Did I mention that Haggerty was having a “terrible, horrible, no good, very bad day”? I don’t mean to pick on poor Haggerty, but calling it like I see it, the ham was decidedly swagless tonight. Let’s hope he heals quickly and gets back to knocking balls around the park and terrorizing opposing defenses on the basepaths. But his absence left the Mariners with this 2019-esque defensive alignment.

Go figure that Sewald only faced three batters: a line drive to Frazier, a popup to JP, and a grounder to France, all of which were handled with ease and grace. So tonight’s Sun Hat Award goes to Sewald for securing the save while facing the top of Houston’s lineup with no margin for error lest the Mariners have to bat again. Making this look easy? That’s putting order where chaos should be, and for once, I was here for it.

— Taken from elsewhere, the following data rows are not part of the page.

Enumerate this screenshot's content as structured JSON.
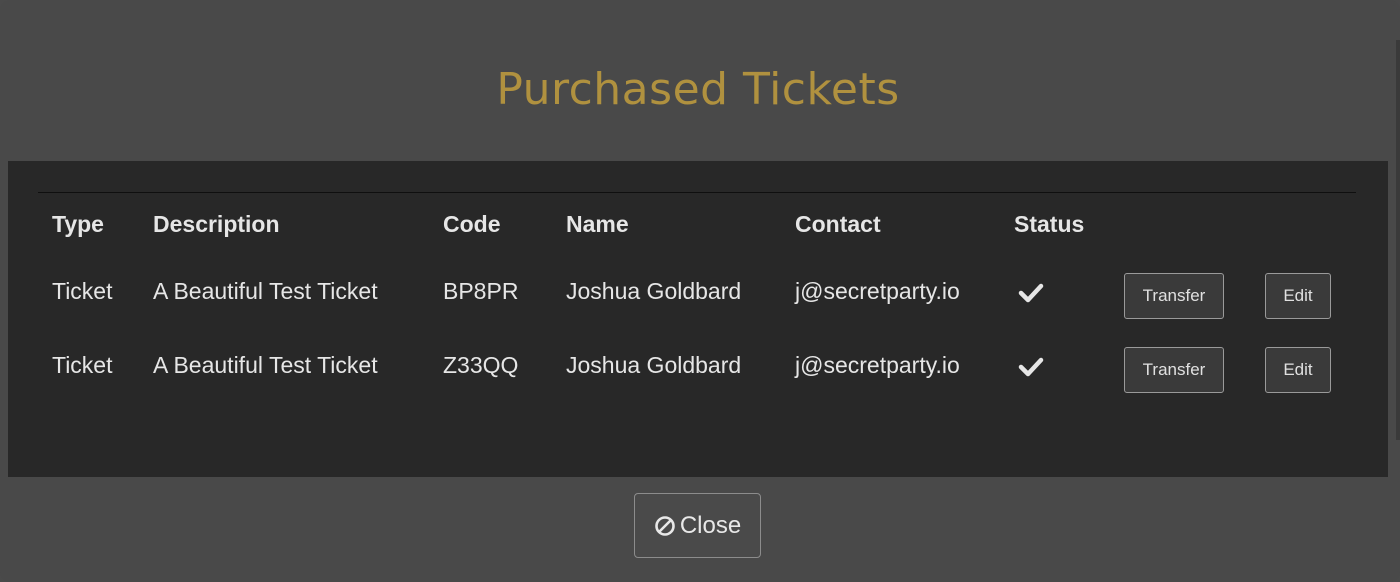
{
  "modal": {
    "title": "Purchased Tickets",
    "close_label": "Close",
    "close_icon": "ban-icon"
  },
  "table": {
    "headers": {
      "type": "Type",
      "description": "Description",
      "code": "Code",
      "name": "Name",
      "contact": "Contact",
      "status": "Status"
    },
    "rows": [
      {
        "type": "Ticket",
        "description": "A Beautiful Test Ticket",
        "code": "BP8PR",
        "name": "Joshua Goldbard",
        "contact": "j@secretparty.io",
        "status_icon": "checkmark-icon",
        "transfer_label": "Transfer",
        "edit_label": "Edit"
      },
      {
        "type": "Ticket",
        "description": "A Beautiful Test Ticket",
        "code": "Z33QQ",
        "name": "Joshua Goldbard",
        "contact": "j@secretparty.io",
        "status_icon": "checkmark-icon",
        "transfer_label": "Transfer",
        "edit_label": "Edit"
      }
    ]
  },
  "colors": {
    "title": "#b0913f",
    "modal_bg": "#494949",
    "panel_bg": "#282828"
  }
}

To take stock, the Mariners got their first win ever against Houston (don’t fact check that), and they did so in cathartic fashion, with a ninth-inning lead change. And combined with losses from Cleveland and Baltimore, the Mariners gained a game of ground in the Wild Card race. But at what cost? After this game the Mariners infirmary is out of beds. In order of apparent seriousness:

  • Julio (wrist)
  • DMo (back)
  • Haggerty (forehead, dignity)
  • Kyle (knee—not newly aggravated, but you know, in general)
  • Cal (exhaustion (presumably))

Until we get more news, all we can do is wish them all a speedy recovery.